*** Opening of GIVEN ENTRIES ***
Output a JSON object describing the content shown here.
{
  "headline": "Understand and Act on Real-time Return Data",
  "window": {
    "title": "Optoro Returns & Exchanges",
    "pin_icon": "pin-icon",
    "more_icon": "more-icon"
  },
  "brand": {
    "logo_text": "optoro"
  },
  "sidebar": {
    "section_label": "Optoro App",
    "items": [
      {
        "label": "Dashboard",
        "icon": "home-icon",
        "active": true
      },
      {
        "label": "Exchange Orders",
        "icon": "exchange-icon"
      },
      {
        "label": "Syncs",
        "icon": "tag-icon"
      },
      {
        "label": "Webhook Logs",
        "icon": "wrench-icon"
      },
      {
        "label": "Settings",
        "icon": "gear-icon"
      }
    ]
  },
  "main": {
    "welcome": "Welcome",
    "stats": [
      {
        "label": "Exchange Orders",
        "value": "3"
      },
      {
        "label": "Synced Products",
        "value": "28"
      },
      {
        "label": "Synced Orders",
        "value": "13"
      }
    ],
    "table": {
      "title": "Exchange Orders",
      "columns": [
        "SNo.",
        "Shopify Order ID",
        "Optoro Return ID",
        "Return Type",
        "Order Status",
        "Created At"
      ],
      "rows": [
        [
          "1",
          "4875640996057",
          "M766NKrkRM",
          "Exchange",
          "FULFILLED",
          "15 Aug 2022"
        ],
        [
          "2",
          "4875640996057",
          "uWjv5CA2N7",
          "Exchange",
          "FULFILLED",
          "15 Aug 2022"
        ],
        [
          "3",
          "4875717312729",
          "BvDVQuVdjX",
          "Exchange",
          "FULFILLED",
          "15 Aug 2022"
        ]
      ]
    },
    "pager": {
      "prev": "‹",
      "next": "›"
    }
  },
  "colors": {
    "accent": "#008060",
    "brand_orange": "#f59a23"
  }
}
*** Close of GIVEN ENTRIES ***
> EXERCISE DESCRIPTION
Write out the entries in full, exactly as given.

> ANSWER AREA
Output a JSON object describing the content shown here.
{
  "headline": "Understand and Act on Real-time Return Data",
  "window": {
    "title": "Optoro Returns & Exchanges",
    "pin_icon": "pin-icon",
    "more_icon": "more-icon"
  },
  "brand": {
    "logo_text": "optoro"
  },
  "sidebar": {
    "section_label": "Optoro App",
    "items": [
      {
        "label": "Dashboard",
        "icon": "home-icon",
        "active": true
      },
      {
        "label": "Exchange Orders",
        "icon": "exchange-icon"
      },
      {
        "label": "Syncs",
        "icon": "tag-icon"
      },
      {
        "label": "Webhook Logs",
        "icon": "wrench-icon"
      },
      {
        "label": "Settings",
        "icon": "gear-icon"
      }
    ]
  },
  "main": {
    "welcome": "Welcome",
    "stats": [
      {
        "label": "Exchange Orders",
        "value": "3"
      },
      {
        "label": "Synced Products",
        "value": "28"
      },
      {
        "label": "Synced Orders",
        "value": "13"
      }
    ],
    "table": {
      "title": "Exchange Orders",
      "columns": [
        "SNo.",
        "Shopify Order ID",
        "Optoro Return ID",
        "Return Type",
        "Order Status",
        "Created At"
      ],
      "rows": [
        [
          "1",
          "4875640996057",
          "M766NKrkRM",
          "Exchange",
          "FULFILLED",
          "15 Aug 2022"
        ],
        [
          "2",
          "4875640996057",
          "uWjv5CA2N7",
          "Exchange",
          "FULFILLED",
          "15 Aug 2022"
        ],
        [
          "3",
          "4875717312729",
          "BvDVQuVdjX",
          "Exchange",
          "FULFILLED",
          "15 Aug 2022"
        ]
      ]
    },
    "pager": {
      "prev": "‹",
      "next": "›"
    }
  },
  "colors": {
    "accent": "#008060",
    "brand_orange": "#f59a23"
  }
}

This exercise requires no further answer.